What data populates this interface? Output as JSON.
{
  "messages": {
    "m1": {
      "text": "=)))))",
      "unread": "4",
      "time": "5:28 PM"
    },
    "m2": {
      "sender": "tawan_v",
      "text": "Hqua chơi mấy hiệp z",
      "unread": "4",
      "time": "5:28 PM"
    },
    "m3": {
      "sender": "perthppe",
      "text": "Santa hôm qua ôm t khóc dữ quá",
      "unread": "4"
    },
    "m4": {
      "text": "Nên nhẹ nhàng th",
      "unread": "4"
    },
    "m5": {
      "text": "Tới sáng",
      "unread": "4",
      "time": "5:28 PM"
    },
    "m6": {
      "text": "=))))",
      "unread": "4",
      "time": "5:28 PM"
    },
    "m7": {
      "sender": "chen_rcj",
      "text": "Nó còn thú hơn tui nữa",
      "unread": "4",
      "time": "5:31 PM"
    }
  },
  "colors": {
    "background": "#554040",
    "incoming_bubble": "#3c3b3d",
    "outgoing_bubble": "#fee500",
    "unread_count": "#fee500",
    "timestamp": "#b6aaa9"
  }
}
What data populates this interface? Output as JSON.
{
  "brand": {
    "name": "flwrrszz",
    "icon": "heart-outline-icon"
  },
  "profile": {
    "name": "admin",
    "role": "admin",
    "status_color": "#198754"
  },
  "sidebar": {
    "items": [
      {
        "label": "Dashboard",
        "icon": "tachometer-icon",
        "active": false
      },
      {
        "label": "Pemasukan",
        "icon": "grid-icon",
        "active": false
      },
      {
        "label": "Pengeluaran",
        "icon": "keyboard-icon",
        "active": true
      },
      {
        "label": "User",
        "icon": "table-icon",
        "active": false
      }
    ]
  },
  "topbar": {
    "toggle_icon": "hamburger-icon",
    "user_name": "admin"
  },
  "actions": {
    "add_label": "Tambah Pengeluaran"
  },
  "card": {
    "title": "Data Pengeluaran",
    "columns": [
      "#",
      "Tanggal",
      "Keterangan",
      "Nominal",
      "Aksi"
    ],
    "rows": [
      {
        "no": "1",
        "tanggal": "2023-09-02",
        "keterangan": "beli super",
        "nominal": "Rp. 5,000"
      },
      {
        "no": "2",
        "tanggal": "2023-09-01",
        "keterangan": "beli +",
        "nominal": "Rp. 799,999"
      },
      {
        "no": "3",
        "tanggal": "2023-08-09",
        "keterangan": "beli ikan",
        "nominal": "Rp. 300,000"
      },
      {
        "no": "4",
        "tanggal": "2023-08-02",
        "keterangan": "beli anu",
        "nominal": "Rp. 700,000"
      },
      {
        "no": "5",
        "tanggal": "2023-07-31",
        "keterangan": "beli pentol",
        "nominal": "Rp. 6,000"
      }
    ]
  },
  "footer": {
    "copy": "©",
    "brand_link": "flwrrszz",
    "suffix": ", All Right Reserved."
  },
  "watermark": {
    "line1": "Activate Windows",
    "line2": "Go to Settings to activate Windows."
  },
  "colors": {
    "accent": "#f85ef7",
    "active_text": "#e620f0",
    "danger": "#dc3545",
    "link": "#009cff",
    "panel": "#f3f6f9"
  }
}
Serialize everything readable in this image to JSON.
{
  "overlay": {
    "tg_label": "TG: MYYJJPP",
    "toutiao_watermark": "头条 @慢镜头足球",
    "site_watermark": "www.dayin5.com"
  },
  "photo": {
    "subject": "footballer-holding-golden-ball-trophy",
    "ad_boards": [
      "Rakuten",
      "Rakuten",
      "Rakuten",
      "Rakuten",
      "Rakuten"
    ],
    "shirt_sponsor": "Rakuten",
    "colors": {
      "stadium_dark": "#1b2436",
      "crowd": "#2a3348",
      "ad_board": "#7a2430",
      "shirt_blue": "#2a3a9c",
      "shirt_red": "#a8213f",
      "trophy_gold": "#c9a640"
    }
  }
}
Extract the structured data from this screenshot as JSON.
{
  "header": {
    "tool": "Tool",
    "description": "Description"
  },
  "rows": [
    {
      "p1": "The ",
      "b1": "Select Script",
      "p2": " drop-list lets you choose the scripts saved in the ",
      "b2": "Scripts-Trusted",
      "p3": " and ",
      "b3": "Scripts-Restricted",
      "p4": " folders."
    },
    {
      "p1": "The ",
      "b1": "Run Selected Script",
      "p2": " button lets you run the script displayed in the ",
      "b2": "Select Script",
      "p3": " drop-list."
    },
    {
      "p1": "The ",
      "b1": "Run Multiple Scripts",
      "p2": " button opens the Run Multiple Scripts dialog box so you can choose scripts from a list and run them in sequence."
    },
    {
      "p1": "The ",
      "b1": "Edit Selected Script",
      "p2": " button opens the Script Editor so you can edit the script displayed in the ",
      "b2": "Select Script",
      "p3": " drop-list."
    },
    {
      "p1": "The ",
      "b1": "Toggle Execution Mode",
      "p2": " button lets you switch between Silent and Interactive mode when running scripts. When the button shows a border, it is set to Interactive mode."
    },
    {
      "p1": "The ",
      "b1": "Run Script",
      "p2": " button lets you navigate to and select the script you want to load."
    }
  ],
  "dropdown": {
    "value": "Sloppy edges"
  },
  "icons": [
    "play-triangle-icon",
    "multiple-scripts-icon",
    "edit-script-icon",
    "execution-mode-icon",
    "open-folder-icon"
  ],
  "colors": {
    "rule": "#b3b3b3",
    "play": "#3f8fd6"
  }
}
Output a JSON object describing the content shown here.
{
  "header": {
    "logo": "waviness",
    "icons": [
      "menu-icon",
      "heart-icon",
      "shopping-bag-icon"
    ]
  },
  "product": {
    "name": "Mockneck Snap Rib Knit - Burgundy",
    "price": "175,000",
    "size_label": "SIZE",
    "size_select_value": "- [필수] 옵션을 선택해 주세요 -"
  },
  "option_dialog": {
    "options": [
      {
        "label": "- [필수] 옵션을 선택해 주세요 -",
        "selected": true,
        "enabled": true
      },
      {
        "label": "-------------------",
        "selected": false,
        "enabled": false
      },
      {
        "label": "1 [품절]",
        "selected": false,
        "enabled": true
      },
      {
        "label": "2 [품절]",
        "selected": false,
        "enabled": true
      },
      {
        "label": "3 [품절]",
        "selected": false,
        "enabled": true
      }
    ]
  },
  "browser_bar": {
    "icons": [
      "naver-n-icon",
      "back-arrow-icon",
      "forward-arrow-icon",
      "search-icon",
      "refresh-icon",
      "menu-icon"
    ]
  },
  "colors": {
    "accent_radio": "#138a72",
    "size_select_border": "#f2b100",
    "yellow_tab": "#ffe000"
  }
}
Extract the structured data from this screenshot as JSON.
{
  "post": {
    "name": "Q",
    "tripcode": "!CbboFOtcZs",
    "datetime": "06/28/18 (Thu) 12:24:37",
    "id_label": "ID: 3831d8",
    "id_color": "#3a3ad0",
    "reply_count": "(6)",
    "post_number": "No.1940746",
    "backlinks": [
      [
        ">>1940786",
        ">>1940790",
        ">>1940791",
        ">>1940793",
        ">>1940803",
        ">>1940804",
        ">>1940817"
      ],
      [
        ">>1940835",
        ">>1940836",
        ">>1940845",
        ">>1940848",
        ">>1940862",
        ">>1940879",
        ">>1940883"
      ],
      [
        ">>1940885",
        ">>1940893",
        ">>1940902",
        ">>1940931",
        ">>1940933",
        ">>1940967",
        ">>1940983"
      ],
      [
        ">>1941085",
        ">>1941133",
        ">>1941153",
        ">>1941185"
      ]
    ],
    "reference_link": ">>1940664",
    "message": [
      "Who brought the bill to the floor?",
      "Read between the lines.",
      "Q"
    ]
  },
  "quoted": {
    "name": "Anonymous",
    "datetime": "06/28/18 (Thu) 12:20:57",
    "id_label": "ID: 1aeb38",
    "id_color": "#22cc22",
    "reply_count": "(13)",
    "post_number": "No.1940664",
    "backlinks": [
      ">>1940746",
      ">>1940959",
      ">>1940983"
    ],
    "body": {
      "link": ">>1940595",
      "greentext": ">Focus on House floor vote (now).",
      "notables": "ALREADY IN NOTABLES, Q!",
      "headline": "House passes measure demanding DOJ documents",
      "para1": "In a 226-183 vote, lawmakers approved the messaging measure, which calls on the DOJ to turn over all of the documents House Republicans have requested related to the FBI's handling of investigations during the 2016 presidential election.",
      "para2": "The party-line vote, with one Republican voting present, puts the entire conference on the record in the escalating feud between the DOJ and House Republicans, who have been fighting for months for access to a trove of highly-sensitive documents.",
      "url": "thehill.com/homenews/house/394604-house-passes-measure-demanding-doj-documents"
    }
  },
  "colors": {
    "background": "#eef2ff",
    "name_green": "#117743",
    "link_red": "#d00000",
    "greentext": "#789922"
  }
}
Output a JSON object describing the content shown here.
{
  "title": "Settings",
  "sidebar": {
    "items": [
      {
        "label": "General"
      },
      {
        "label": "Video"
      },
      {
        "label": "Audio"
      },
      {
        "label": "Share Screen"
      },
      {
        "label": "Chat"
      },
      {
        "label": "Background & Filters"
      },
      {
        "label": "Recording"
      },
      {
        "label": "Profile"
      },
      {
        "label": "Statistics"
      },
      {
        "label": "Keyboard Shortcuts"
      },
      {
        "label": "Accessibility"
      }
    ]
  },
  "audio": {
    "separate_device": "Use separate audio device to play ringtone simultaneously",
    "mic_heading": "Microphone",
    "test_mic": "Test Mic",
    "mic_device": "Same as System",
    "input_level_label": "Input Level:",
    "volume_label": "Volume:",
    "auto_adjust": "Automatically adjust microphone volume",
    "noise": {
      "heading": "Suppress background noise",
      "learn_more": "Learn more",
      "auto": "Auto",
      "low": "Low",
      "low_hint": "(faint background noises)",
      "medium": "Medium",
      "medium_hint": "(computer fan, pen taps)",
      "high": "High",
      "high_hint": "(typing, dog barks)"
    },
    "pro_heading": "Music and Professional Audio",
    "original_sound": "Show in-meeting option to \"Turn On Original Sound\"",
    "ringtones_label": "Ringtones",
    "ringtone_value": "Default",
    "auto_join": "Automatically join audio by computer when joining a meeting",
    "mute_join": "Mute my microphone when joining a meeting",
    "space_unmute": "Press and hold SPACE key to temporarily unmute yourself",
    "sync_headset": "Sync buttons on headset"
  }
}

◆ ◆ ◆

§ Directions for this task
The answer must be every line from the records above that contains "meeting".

§ Output
    "original_sound": "Show in-meeting option to \"Turn On Original Sound\"",
    "auto_join": "Automatically join audio by computer when joining a meeting",
    "mute_join": "Mute my microphone when joining a meeting",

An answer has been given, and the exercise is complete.